IF YOU DIDN’T HAVE THIS JOB, WHAT WOULD YOU BE DOING INSTEAD?
“I’d open a haberdashery” — that’s my favorite line from Spinal Tap.

HOW EARLY ON DID YOU KNOW THIS WOULD BE YOUR PATH?
It took a little while since I enjoyed being a professional musician for a couple of years. I realized as a junior at Berklee College of Music that I needed a career that had more steady income than playing gigs or recording bands. My love of recording led me to sound design and into the digital revolution that has changed the record and the post industry.

    Çƒ˙Immortality Parts I and IIǃ˘

CAN YOU NAME SOME RECENT PROJECTS YOU HAVE WORKED ON?
I just finished mixing a feature documentary called Chris Brown — This is Me; the CSI series finale, which was a two-hour television movie called “Immortality” (pictured above); the pilot for Lucifer, a new Jerry Bruckheimer series coming out soon; and I am mixing 20-minute mini-docs for League of Legends.

WHAT IS THE PROJECT THAT YOU ARE MOST PROUD OF?
All of them… well, most of them. We give the same creative intensity to all our projects. It’s not done until it’s right! Some recent projects though are Dragon Nest: Warrior’s Dawn for Universal; Tyrus, which won the audience award at the San Diego Asian Film Festival; and Home — a Bruckheimer pilot that I’m currently sound designing and co-supervising — which will hopefully get picked up for next year.

NAME SOME TECHNOLOGY YOU CAN’T LIVE WITHOUT.
Avid Pro Tools|HD, Serato Pitch ‘n’ Time Pro, iZotope RX5, Soundtoys and SoundMiner.

WHAT SOCIAL MEDIA CHANNELS DO YOU FOLLOW?
I’m not so good at social media.

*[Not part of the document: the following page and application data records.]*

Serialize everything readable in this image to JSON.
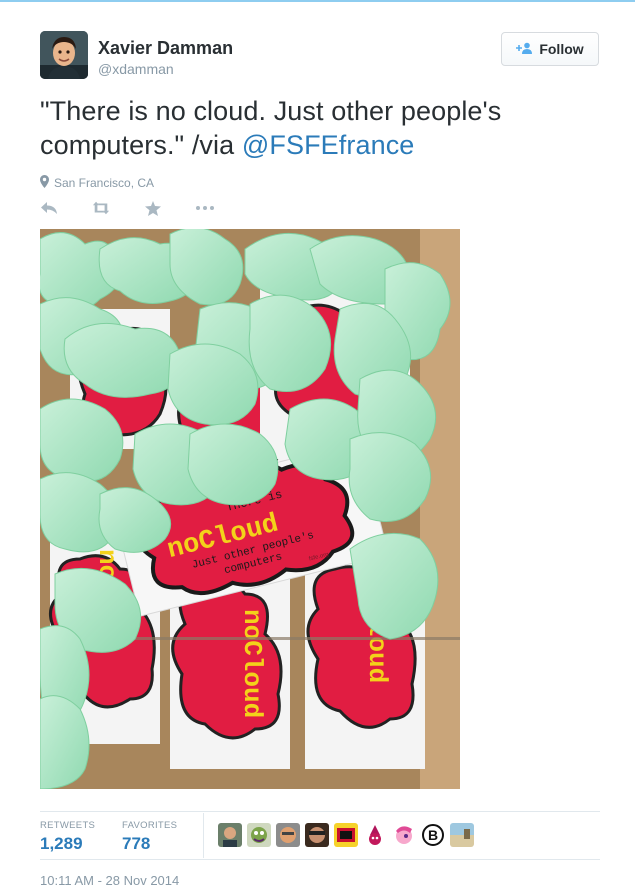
{
  "user": {
    "name": "Xavier Damman",
    "handle": "@xdamman"
  },
  "follow_button": {
    "label": "Follow"
  },
  "tweet": {
    "text_before": "\"There is no cloud. Just other people's computers.\" /via ",
    "mention": "@FSFEfrance",
    "location": "San Francisco, CA"
  },
  "actions": [
    "reply-icon",
    "retweet-icon",
    "favorite-icon",
    "more-icon"
  ],
  "photo": {
    "card_line1": "There is",
    "card_line2": "noCloud",
    "card_line3": "Just other people's",
    "card_line4": "computers",
    "card_small": "fsfe.org"
  },
  "stats": {
    "retweets_label": "RETWEETS",
    "retweets_value": "1,289",
    "favorites_label": "FAVORITES",
    "favorites_value": "778"
  },
  "timestamp": "10:11 AM - 28 Nov 2014",
  "colors": {
    "link": "#2b7bb9",
    "muted": "#8899a6",
    "text": "#292f33",
    "card_red": "#e11d42",
    "card_yellow": "#f3d21a",
    "foam_green": "#a8e4c0"
  }
}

This is a referral business and very few movies are sound designed because of a social media presence. Perhaps the micro budgets get their sound designer from social media, however, if they have any budget at all they want known talent on their project at a known professional facility with amenities.

So, I do old-fashioned social media — I go to lunch with clients I like to work with.

THIS IS AN INDUSTRY WITH TIGHT DEADLINES. WHAT DO YOU DO TO DE-STRESS FROM IT ALL?
First, I say, “That’s an impossible deadline, how can the timeframe keep getting smaller and smaller?” Then I figure out how to do it. Which means sometimes having to say no to jobs because they don’t give me enough time to do it “right.”

I live and breath this gig, although it doesn’t always feel like work — it’s just fun!

Quick Chat: Sound designer David Van Slyke discusses ‘Gotham’

By Randi Altman

Ever wonder what the stoic and steadfast Commissioner Gordon, of DC Comics’ Batman series, was like as a young detective? What about Bruce Wayne as a child? Well, thanks to the new Fox series Gotham, wonder no more. Gotham even gives viewers a glimpse at what some of Batman’s villains were up to in their early days.

Director/executive producer Danny Cannon (Nikita, Dr. Dred, CSI) called on LA-based sound designer David Van Slyke of Sonixphere to help create the pilot’s sound design palette and Episode 3 while also developing a sound design tone that would be carried out throughout the entire series.

For Cannon the choice appeared to be an easy one. He and Van Slyke have worked together Continue reading